◆ Task item ◆
Which of the lines below contain the string "JSON"? Pull each one out of the data.

════════════════════

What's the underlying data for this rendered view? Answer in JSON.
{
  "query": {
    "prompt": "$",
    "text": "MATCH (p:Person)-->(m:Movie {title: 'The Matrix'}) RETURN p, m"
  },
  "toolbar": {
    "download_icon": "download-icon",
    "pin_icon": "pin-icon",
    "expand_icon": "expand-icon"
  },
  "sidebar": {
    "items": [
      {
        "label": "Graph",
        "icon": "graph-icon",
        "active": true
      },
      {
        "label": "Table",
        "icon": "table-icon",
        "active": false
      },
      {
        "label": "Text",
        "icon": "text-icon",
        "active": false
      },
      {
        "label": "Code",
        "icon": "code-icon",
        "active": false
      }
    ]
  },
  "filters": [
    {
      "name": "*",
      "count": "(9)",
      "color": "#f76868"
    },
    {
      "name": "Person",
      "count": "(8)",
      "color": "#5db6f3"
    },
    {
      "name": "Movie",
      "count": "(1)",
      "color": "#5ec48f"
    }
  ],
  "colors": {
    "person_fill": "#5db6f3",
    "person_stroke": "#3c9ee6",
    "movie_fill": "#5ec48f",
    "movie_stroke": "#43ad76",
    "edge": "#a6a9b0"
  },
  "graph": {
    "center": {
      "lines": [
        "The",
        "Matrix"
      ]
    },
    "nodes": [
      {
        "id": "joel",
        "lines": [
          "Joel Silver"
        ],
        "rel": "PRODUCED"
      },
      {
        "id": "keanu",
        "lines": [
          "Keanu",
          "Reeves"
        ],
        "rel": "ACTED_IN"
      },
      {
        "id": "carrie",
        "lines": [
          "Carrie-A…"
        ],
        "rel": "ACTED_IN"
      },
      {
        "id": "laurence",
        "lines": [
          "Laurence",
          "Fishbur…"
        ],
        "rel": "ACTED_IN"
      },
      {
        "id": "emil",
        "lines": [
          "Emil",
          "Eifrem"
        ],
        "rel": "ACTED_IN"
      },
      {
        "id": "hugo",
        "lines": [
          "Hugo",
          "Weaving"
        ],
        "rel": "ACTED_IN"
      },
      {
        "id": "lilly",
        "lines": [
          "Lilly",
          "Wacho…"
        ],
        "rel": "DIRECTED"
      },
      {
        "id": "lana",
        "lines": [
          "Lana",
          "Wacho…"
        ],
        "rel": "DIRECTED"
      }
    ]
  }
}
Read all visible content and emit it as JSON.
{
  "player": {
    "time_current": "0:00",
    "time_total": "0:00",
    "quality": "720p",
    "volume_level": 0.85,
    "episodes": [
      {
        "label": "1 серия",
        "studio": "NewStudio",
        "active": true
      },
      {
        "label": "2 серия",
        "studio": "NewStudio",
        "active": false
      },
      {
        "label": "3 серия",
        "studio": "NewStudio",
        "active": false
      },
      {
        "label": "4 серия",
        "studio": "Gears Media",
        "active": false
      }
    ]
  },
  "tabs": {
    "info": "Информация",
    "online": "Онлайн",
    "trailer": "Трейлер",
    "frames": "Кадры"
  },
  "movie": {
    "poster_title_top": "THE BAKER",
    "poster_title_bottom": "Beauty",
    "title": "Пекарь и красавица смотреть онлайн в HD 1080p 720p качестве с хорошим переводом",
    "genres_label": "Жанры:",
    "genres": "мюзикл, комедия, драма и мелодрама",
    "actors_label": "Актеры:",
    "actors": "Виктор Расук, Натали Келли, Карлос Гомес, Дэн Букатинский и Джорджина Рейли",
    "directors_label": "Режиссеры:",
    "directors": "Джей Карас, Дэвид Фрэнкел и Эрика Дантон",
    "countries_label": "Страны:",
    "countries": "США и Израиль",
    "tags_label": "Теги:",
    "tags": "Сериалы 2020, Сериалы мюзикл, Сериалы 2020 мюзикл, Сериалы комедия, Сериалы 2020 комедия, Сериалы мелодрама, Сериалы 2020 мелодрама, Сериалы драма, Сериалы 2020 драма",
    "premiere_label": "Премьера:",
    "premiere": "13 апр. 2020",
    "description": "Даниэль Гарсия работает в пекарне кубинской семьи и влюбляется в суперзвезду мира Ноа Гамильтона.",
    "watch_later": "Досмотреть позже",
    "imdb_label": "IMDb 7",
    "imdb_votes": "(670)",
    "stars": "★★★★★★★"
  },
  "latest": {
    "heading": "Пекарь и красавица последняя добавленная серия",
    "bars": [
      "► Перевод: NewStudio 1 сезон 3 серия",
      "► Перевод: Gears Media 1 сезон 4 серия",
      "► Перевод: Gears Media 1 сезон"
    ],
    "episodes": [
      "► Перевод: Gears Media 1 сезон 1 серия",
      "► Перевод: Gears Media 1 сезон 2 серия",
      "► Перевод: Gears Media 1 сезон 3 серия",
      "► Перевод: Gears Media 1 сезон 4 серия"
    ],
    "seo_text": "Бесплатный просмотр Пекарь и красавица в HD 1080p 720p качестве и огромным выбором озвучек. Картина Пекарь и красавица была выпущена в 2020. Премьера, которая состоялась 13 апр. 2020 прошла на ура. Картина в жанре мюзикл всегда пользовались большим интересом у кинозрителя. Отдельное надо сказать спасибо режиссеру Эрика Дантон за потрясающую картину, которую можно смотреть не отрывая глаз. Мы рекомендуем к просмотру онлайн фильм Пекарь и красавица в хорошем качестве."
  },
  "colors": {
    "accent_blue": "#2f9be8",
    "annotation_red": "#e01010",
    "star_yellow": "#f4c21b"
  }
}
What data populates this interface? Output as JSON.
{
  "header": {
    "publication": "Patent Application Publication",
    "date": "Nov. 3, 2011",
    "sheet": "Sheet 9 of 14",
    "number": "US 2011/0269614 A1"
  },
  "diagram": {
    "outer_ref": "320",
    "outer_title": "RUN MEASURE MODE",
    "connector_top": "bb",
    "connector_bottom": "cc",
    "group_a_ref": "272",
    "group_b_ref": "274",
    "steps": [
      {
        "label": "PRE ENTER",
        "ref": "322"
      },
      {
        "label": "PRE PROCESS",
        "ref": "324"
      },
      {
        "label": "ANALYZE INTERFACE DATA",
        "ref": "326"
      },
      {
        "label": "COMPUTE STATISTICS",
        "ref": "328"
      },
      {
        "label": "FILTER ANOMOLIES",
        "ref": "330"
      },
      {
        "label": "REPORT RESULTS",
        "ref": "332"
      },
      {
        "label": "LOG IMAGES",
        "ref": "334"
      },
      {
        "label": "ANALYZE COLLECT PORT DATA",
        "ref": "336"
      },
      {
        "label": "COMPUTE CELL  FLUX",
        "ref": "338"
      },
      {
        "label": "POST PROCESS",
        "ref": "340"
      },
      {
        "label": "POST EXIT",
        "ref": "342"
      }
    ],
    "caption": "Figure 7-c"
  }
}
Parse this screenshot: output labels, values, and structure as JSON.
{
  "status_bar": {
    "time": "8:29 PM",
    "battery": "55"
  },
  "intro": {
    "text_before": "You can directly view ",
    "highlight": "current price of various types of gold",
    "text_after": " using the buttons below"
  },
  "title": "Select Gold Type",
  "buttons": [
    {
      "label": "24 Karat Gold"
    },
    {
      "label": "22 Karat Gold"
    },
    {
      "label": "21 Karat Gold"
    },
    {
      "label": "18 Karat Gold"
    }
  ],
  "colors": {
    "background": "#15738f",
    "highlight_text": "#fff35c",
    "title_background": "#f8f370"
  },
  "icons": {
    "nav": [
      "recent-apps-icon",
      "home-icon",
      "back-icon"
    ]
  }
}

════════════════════

◆ The answer ◆
What's the underlying data for this rendered view? Answer in JSON.
Read all visible content and emit it as JSON.
What data populates this interface? Output as JSON.
Parse this screenshot: output labels, values, and structure as JSON.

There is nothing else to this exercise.